What the task asks → Taking each line of the records in turn, count those containing "icon" and report only the number.

== Segment start ==

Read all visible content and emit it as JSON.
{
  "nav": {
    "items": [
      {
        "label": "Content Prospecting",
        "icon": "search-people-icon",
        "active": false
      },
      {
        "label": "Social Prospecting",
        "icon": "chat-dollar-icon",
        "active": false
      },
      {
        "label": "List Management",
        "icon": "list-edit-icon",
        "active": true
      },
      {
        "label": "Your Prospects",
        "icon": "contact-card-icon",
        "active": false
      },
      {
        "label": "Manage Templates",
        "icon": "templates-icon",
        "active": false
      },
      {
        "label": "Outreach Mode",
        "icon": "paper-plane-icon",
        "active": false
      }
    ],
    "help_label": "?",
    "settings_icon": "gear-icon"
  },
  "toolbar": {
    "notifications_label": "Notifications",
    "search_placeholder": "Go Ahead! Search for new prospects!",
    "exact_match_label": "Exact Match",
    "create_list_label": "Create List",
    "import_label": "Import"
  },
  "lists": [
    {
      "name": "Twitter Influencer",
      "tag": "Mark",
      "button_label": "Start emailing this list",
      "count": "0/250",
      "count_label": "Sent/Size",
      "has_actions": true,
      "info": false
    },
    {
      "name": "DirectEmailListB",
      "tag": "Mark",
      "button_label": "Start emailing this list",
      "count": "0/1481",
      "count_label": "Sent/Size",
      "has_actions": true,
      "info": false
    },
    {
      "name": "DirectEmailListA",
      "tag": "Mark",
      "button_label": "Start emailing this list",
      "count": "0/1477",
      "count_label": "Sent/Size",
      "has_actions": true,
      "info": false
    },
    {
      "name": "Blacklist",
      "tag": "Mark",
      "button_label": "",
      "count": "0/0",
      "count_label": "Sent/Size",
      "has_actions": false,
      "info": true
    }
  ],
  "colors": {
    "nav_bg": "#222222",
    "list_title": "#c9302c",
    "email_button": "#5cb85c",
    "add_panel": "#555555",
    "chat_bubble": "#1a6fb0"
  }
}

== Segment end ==

Answer below → 7